Big Bugs, Big Problems
In the 1950s era of over-the-top science-fiction and horror films, the giant insect film invaded theaters with a bug-eyed, tentacled fury. Beginning with Them! in 1954, movies like Tarantula (1955), The Black Scorpion (1957), Beginning of the End (1957), The Monster That Challenged the World (1957), Deadly Mantis (1957), Earth v. The Spider (1958), and The Wasp Woman (1959) placed small-town Americans at the mercy of enormous creepy-crawlies that could only be vanquished with the use of military force.
Part of the allure, of course, was the bugs themselves. We are both repulsed and fascinated by insects because of their distinct appearances—so different from ours!—as well as by their sheer numbers and remarkable survival skills. To experience them up close and personal gave audiences a chance to both shiver in delight and marvel at the special effects technology that birthed these ugly monstrosities. The filmmakers’ methods varied: in Them!, the giant ants were constructed and manipulated by technicians, but in Tarantula and Beginning of the End, actual insects (tarantulas and grasshoppers) were filmed and magnified to create the desired effects.
Some of the films had “teachable” moments that explained to characters and the audience how special the insects actually were. In Them!, entomologist Harold Medford (Edmund Gwenn) shows military personnel a short film that explains the “nature of the creatures we are up against.” The film is a mini nature documentary that instructs us about the history of ants, their incredible strength and resilience, and their variety as a species—there is even a special appearance by Camponotus Vicinus, the specific type of ant terrorizing the residents of the New Mexico town.

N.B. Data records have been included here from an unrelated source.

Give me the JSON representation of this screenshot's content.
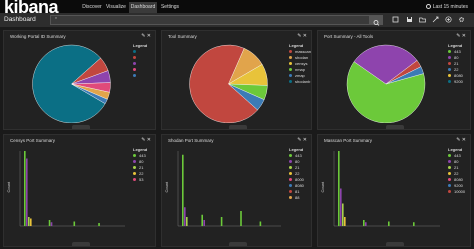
{
  "nav": {
    "logo": "kibana",
    "tabs": [
      "Discover",
      "Visualize",
      "Dashboard",
      "Settings"
    ],
    "time_range": "Last 15 minutes"
  },
  "dashboard": {
    "title": "Dashboard",
    "query": "*"
  },
  "panels": [
    {
      "title": "Working Portal ID Summary",
      "legend_title": "Legend",
      "legend": [
        "",
        "",
        "",
        "",
        ""
      ]
    },
    {
      "title": "Tool Summary",
      "legend_title": "Legend",
      "legend": [
        "masscan",
        "shodan",
        "censys",
        "nmap",
        "zmap",
        "shodanb"
      ]
    },
    {
      "title": "Port Summary - All Tools",
      "legend_title": "Legend",
      "legend": [
        "443",
        "80",
        "21",
        "22",
        "8080",
        "9200"
      ]
    },
    {
      "title": "Censys Port Summary",
      "legend_title": "Legend",
      "legend": [
        "443",
        "80",
        "21",
        "22",
        "53"
      ],
      "ylabel": "Count"
    },
    {
      "title": "Shodan Port Summary",
      "legend_title": "Legend",
      "legend": [
        "443",
        "80",
        "21",
        "22",
        "8000",
        "8080",
        "81",
        "88"
      ],
      "ylabel": "Count"
    },
    {
      "title": "Masscan Port Summary",
      "legend_title": "Legend",
      "legend": [
        "443",
        "80",
        "21",
        "22",
        "8080",
        "9200",
        "10000"
      ],
      "ylabel": "Count"
    }
  ],
  "colors": {
    "teal": "#0b6f85",
    "red": "#c1473f",
    "purple": "#8e44ad",
    "green": "#6cc93a",
    "orange": "#e1a44b",
    "yellow": "#e8c33a",
    "blue": "#3c7bb6",
    "pink": "#e04a7a",
    "lime": "#a8d24b"
  },
  "chart_data": [
    {
      "type": "pie",
      "values": [
        80,
        6,
        5,
        4,
        3,
        2
      ],
      "colors": [
        "#0b6f85",
        "#c1473f",
        "#8e44ad",
        "#e04a7a",
        "#e1a44b",
        "#3c7bb6"
      ]
    },
    {
      "type": "pie",
      "values": [
        70,
        10,
        9,
        6,
        5
      ],
      "colors": [
        "#c1473f",
        "#e1a44b",
        "#e8c33a",
        "#6cc93a",
        "#3c7bb6"
      ]
    },
    {
      "type": "pie",
      "values": [
        64,
        30,
        3,
        3
      ],
      "colors": [
        "#6cc93a",
        "#8e44ad",
        "#c1473f",
        "#3c7bb6"
      ]
    },
    {
      "type": "bar",
      "groups": [
        [
          100,
          90,
          12,
          10
        ],
        [
          8,
          5
        ],
        [
          6
        ],
        [
          4
        ]
      ],
      "colors": [
        "#6cc93a",
        "#8e44ad",
        "#a8d24b",
        "#e8c33a"
      ]
    },
    {
      "type": "bar",
      "groups": [
        [
          95,
          25,
          12
        ],
        [
          15,
          8
        ],
        [
          12
        ],
        [
          20
        ],
        [
          6
        ]
      ],
      "colors": [
        "#6cc93a",
        "#8e44ad",
        "#a8d24b",
        "#e8c33a"
      ]
    },
    {
      "type": "bar",
      "groups": [
        [
          100,
          50,
          30,
          12
        ],
        [
          8,
          5
        ],
        [
          6
        ],
        [
          5
        ]
      ],
      "colors": [
        "#6cc93a",
        "#8e44ad",
        "#a8d24b",
        "#e8c33a"
      ]
    }
  ]
}
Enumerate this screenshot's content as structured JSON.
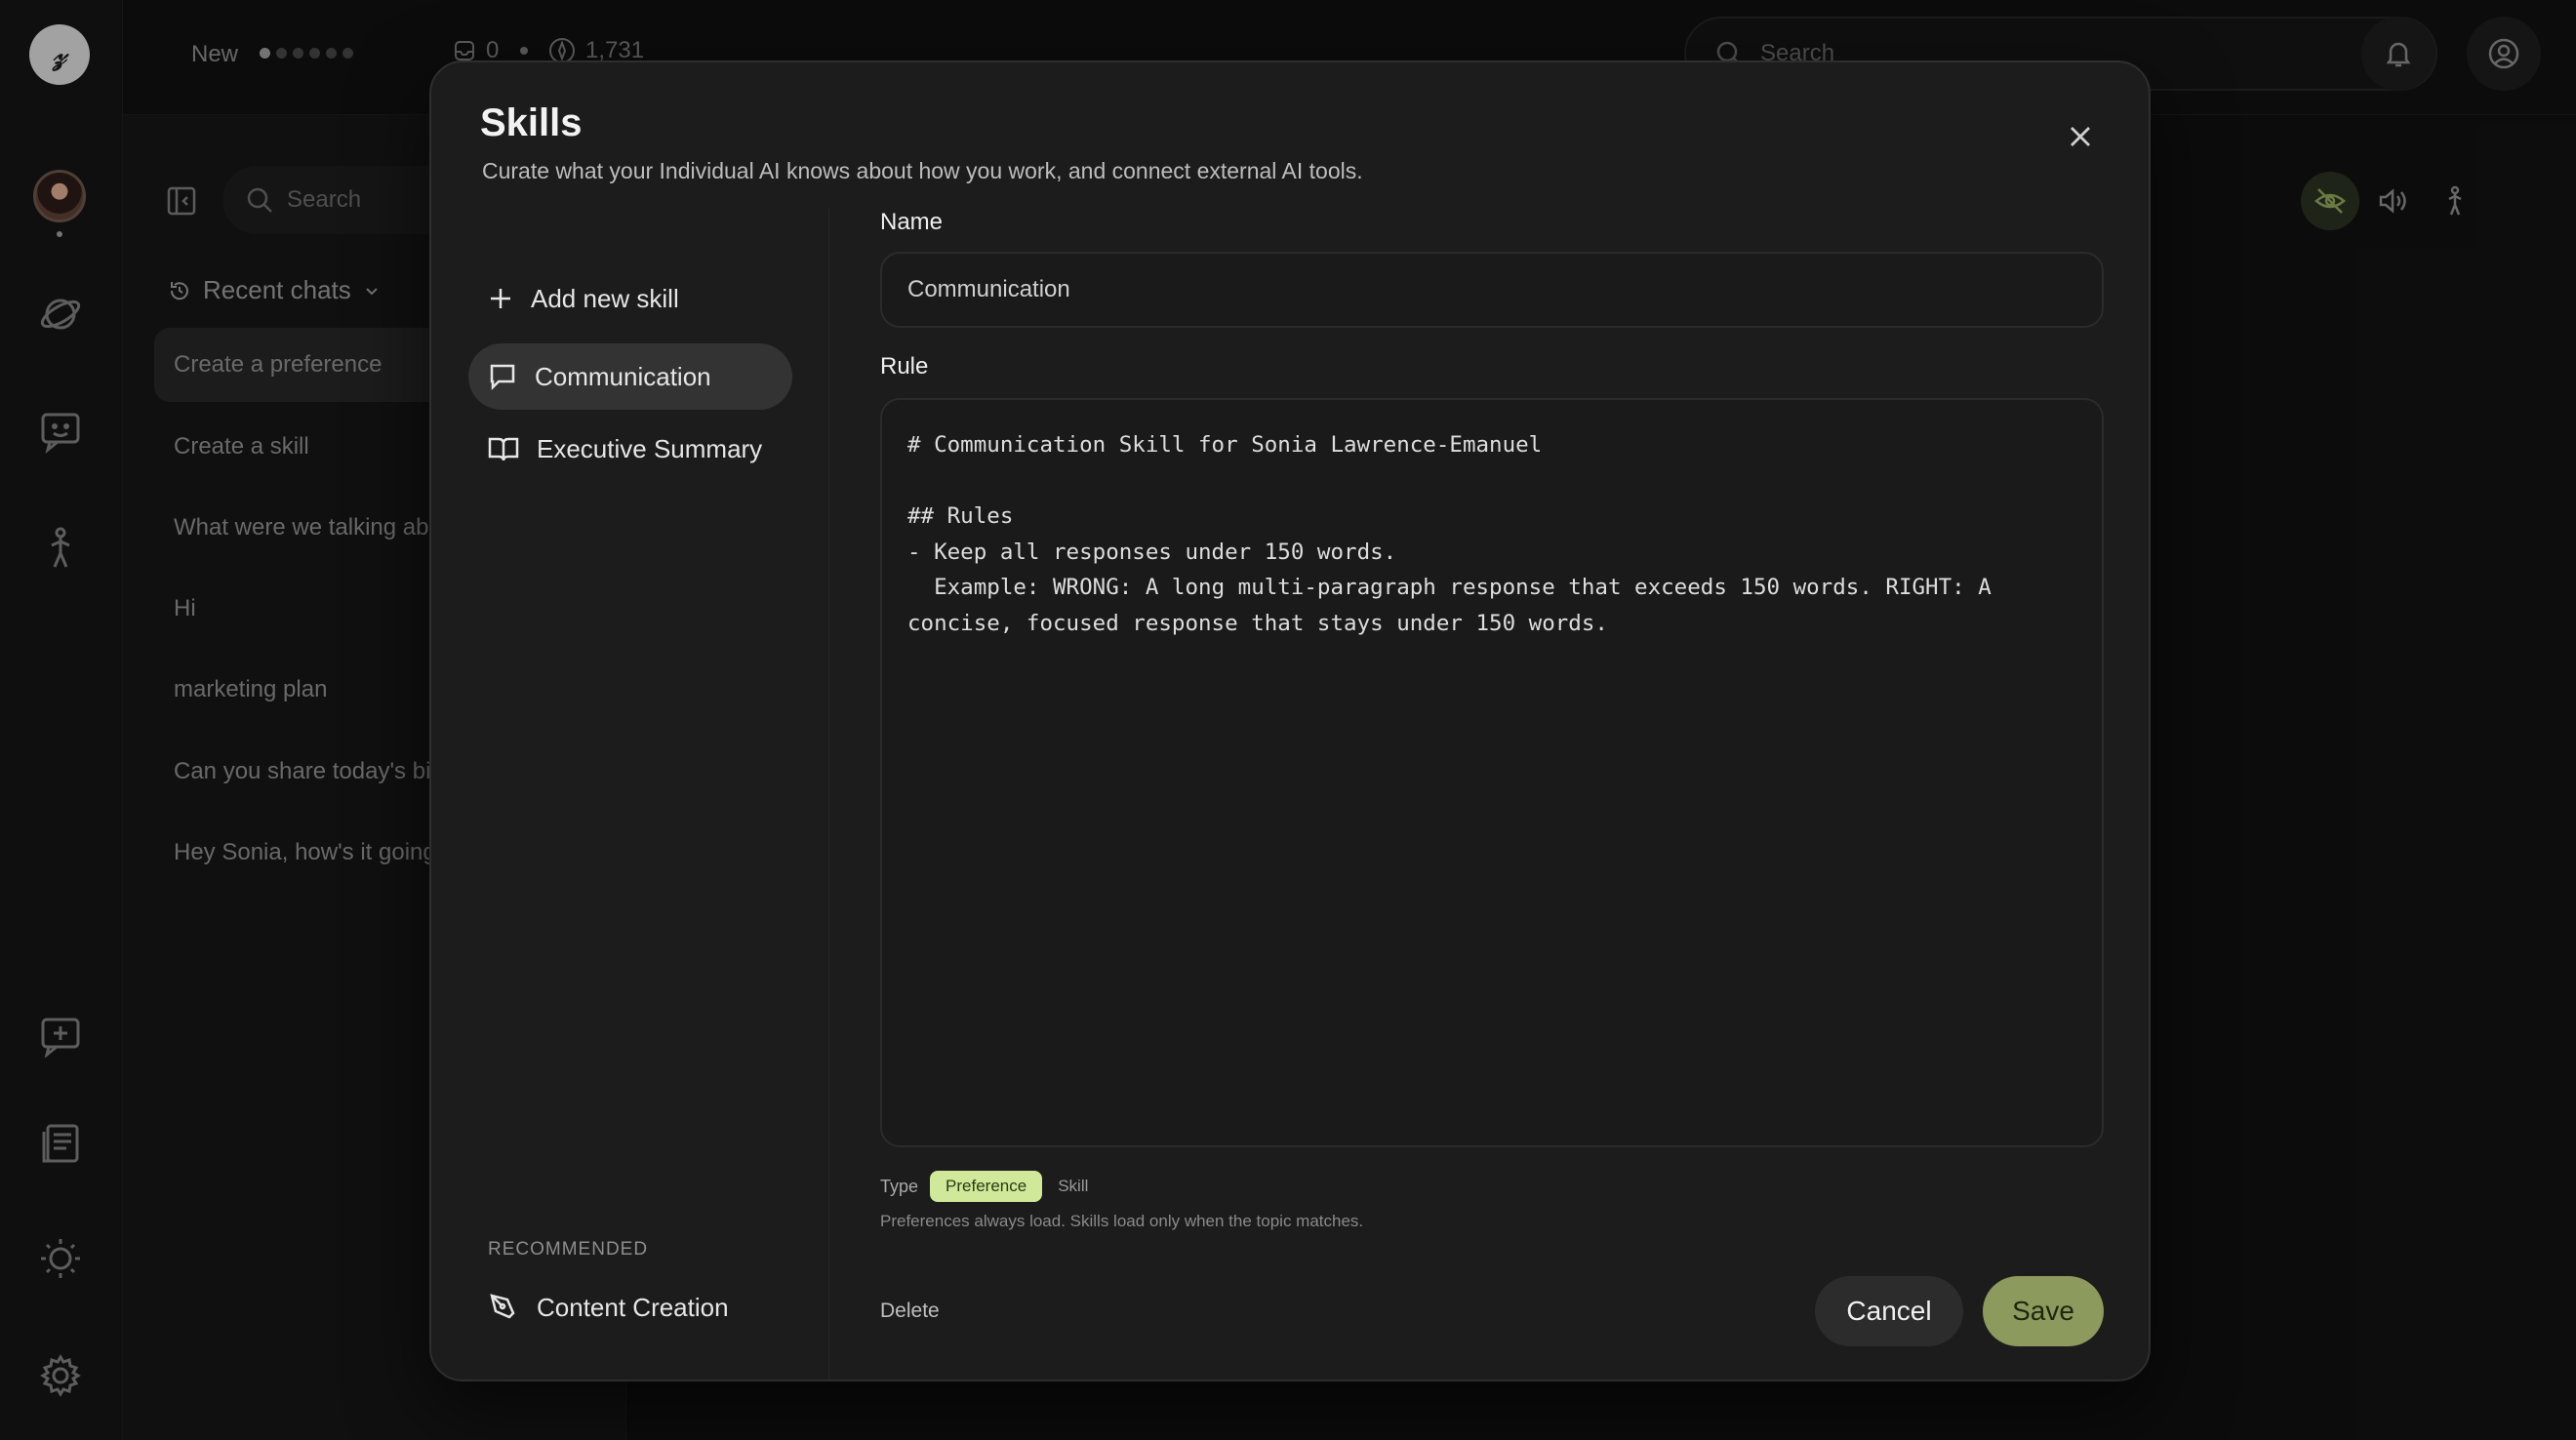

The bugs of the 1950s represented particular fears of the era, specifically of nuclear bombs and their after effects; professor of history William M. Tsutsui noted that big bug movies of the 1950s might actually have mirrored fears about increasingly sophisticated insecticide and pest removal formulas like DDT. Regardless of what specific anxieties the films tapped into, the swift responses by law enforcement, military, and scientists in the films reflected audiences’ need to see law and order restore the status quo. After the 1950s, bugs continued to squirm their way into popular culture. They remained a staple in horror and science fiction with films like Arachnophobia (1990), Tremors (1990), Starship Troopers (1997), and Bug (2006) but also migrated to other genres, including children’s films like A Bug’s Life (1998) and Bee Movie (2007). It seems that whatever their size or dispositions, our multi-legged arthropod friends continue to both repulse and fascinate us.
Image: ©Warner Bros. Warner Bros./Photofest